(CBS News) CBS News has learned the House Oversight Committee will vote next week on whether to hold Attorney General Eric Holder in contempt of Congress. It's the fourth time in 30 years that Congress has launched a contempt action against an executive branch member.
This time, the dispute stems from Holder failing to turn over documents subpoenaed on October 12, 2011 in the Fast and Furious "gunwalking" investigation.
The Justice Department has maintained it has cooperated fully with the congressional investigation, turning over tens of thousands of documents and having Holder testify to Congress on the topic at least eight times.
However, Rep. Darrell Issa, R-Calif., says the Justice Department has refused to turn over tens of thousands of pages of documents. Those include materials created after Feb. 4, 2011, when the Justice Department wrote a letter to Congress saying no gunwalking had occurred. The Justice Department later retracted the denial.
"The Obama Administration has not asserted Executive Privilege or any other valid privilege over these materials and it is unacceptable that the Department of Justice refuses to produce them. These documents pertain to Operation Fast and Furious, the claims of whistleblowers, and why it took the Department nearly a year to retract false denials of reckless tactics," Issa wrote in an announcement of the vote to be released shortly. It will reveal the vote is scheduled for Wednesday, June 20.
Issa says the Justice Department can still put a stop to the contempt process at any time by turning over the subpoenaed documents.
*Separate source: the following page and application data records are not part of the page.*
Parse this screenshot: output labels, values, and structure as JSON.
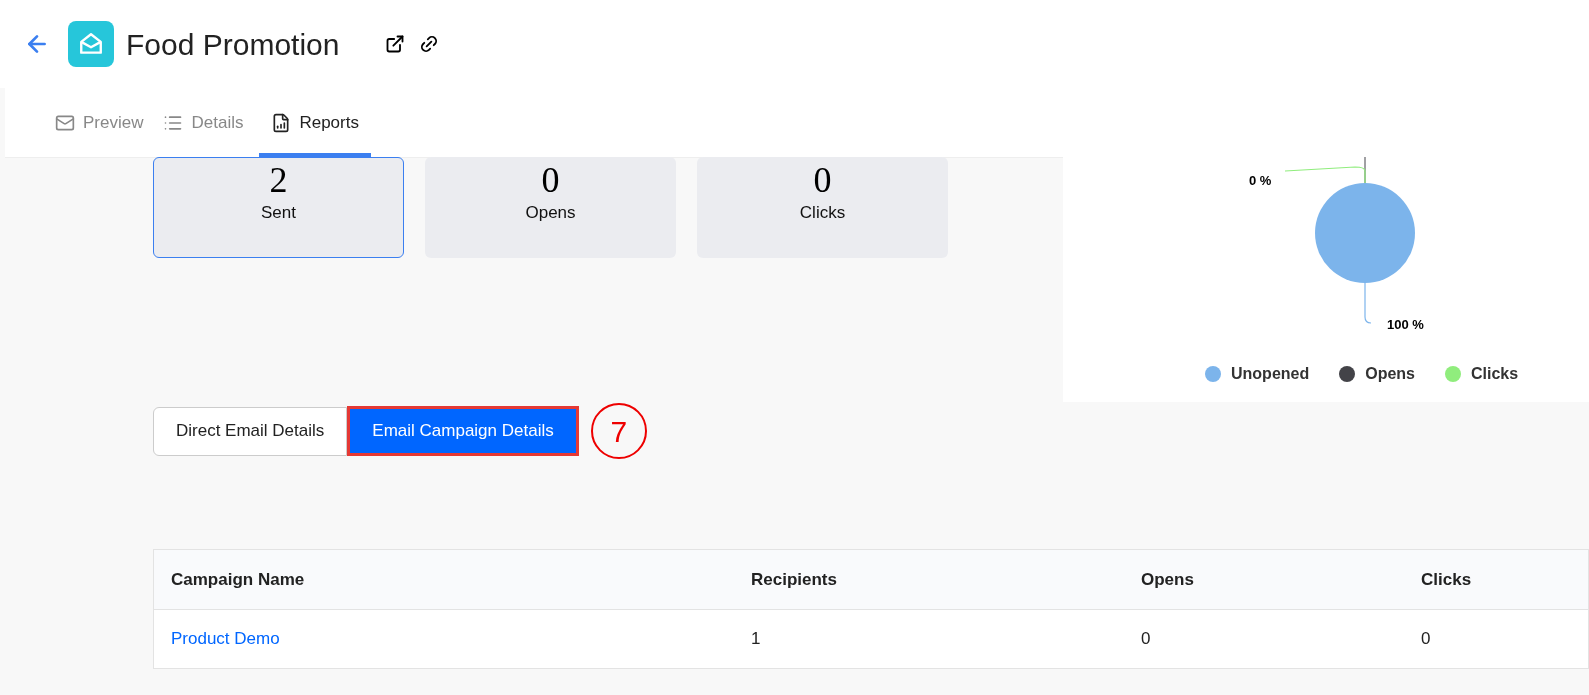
{
  "header": {
    "title": "Food Promotion"
  },
  "tabs": [
    {
      "label": "Preview",
      "kind": "preview",
      "selected": false
    },
    {
      "label": "Details",
      "kind": "details",
      "selected": false
    },
    {
      "label": "Reports",
      "kind": "reports",
      "selected": true
    }
  ],
  "stats": [
    {
      "value": "2",
      "label": "Sent",
      "selected": true
    },
    {
      "value": "0",
      "label": "Opens",
      "selected": false
    },
    {
      "value": "0",
      "label": "Clicks",
      "selected": false
    }
  ],
  "chart": {
    "chart_data": {
      "type": "pie",
      "categories": [
        "Unopened",
        "Opens",
        "Clicks"
      ],
      "values": [
        100,
        0,
        0
      ],
      "value_labels": [
        "100 %",
        null,
        "0 %"
      ]
    },
    "legend": [
      {
        "color": "#7cb4eb"
      },
      {
        "color": "#434348"
      },
      {
        "color": "#90ed7d"
      }
    ]
  },
  "toggles": [
    {
      "label": "Direct Email Details",
      "selected": false
    },
    {
      "label": "Email Campaign Details",
      "selected": true
    }
  ],
  "annotation": {
    "label": "7"
  },
  "table": {
    "columns": [
      "Campaign Name",
      "Recipients",
      "Opens",
      "Clicks"
    ],
    "rows": [
      {
        "cells": [
          "Product Demo",
          "1",
          "0",
          "0"
        ]
      }
    ]
  }
}
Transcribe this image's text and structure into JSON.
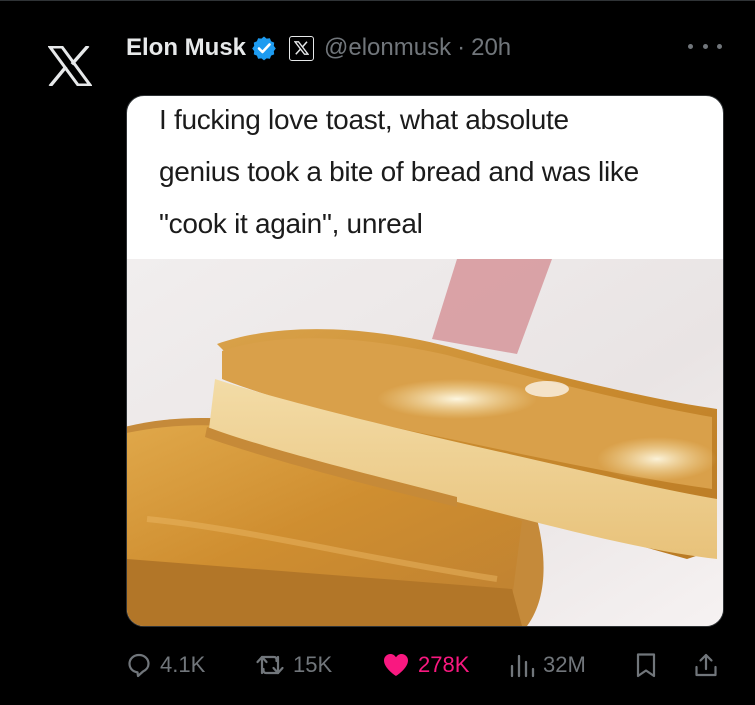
{
  "post": {
    "display_name": "Elon Musk",
    "handle": "@elonmusk",
    "separator": "·",
    "time": "20h",
    "media": {
      "caption_lines": [
        "I fucking love toast, what absolute",
        "genius took a bite of bread and was like",
        "\"cook it again\", unreal"
      ]
    }
  },
  "actions": {
    "replies": "4.1K",
    "reposts": "15K",
    "likes": "278K",
    "views": "32M"
  },
  "colors": {
    "background": "#000000",
    "text": "#e7e9ea",
    "muted": "#71767b",
    "like": "#f91880",
    "verified": "#1d9bf0"
  },
  "icons": [
    "x-logo-icon",
    "verified-badge-icon",
    "x-affiliate-icon",
    "more-icon",
    "reply-icon",
    "repost-icon",
    "like-icon",
    "views-icon",
    "bookmark-icon",
    "share-icon"
  ]
}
If the House Oversight Committee approves the contempt citation, the matter would likely be scheduled for a full House vote.
For several weeks, there has been closed-door discussions and debate among House Republicans as to whether to move forward with contempt. Some have expressed concern that it could distract from the Republican's focus on the economy in this election year.
Led by Republicans Senator Charles Grassley, R-Iowa, and Issa, Congress' investigation into Fast and Furious is now in its second year. In the ATF operation, agents allowed thousands of weapons to "walk" into the hands of Mexican drug cartels in the hope it would somehow help ATF take down a major cartel. Some of the weapons were used in the murder of Border Patrol Agent Brian Terry at the hands of illegal immigrants crossing into Arizona. Mexican press reports say hundreds of Mexicans have died at the hands of the trafficked weapons. The story was exposed nationally for the first time by CBS News in February 2011.
Democrats on the House Oversight Committee have called the Republicans' move to find Holder in contempt a politically-motivated "witch hunt."
In 1983, Congress found EPA administrator Anne Gorsuch Burford in contempt for failing to produce subpoenaed documents.
In 1998, the GOP-controlled House Oversight committee found Attorney General Janet Reno in contempt for failing to comply with a subpoena on campaign finance law violations.
In 2008, the Democratic-led House Oversight Committee found former White House counsel Harriet Miers and Chief of Staff John Bolton in contempt for failing to cooperate with an inquiry into whether a purge of federal prosecutors by the Bush administration was politically motivated.
Congress went to federal court to seek enforcement of that contempt action, but a compromise was reached with the Executive Branch before any court decision was final.
Update 11:30 a.m. ET: On Monday morning, Issa formally announced the committee vote on contempt, set for Wednesday, June 20. House Speaker John Boehner also released a statement supporting the move, saying "the Justice Department is out of excuses."
"Congress has given Attorney General Holder more than enough time to fully cooperate with its investigation into 'Fast and Furious,' and to help uncover the circumstances regarding the death of Border Agent Brian Terry," Boehner added. "Either the Justice Department turns over the information requested, or Congress will have no choice but to move forward with holding the Attorney General in contempt for obstructing an ongoing investigation."
Update 5:38 p.m. ET: On Monday afternoon, the Justice Department responded to the news of the committee's plans to move forward with a vote on contempt. In a letter to Issa, Deputy Attorney General James Cole called the hearing "premature" due to ongoing discussions between Justice Department staff and committee staff. Cole also offered to meet with Issa, adding that Issa had not responded to previous offers to meet.
"I am confident that the two of us, working in good faith, can bring this matter to a close," Cole said in the letter.
Justice Department spokeswoman Tracy Schmaler called the Republicans' contempt move "unfortunate and unwarranted" and accused Issa of playing politics.
"From the beginning, Chairman Issa has distorted the facts, ignored testimony and flung inaccurate accusations at the Attorney General and others, and this latest move fits within that tired political playbook that has so many Americans disillusioned with Washington," Schmaler said in a statement.